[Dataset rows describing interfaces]
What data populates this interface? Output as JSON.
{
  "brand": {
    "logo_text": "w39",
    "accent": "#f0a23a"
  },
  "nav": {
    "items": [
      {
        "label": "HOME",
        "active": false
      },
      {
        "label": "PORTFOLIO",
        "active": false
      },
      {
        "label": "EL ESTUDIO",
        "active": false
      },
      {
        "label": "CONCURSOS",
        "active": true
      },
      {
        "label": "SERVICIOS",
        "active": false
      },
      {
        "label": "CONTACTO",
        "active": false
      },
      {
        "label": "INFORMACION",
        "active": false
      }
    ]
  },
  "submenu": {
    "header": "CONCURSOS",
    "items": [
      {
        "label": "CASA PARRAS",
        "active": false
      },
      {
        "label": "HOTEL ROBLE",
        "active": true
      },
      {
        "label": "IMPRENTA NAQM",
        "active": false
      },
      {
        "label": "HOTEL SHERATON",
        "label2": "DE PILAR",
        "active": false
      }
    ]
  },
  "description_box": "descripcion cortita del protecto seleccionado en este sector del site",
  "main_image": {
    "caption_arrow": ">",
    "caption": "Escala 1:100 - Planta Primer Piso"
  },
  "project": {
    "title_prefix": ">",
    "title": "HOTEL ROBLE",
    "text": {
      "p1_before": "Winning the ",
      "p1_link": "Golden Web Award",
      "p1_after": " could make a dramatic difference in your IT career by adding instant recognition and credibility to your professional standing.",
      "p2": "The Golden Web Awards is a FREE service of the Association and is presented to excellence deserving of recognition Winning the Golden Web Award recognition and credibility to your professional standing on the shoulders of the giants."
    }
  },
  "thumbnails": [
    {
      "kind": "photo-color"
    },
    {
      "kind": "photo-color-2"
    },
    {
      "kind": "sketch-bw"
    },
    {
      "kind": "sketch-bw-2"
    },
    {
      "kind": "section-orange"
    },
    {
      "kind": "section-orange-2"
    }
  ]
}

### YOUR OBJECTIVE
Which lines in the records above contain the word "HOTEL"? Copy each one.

### WRITTEN RESPONSE
        "label": "HOTEL ROBLE",
        "label": "HOTEL SHERATON",
    "title": "HOTEL ROBLE",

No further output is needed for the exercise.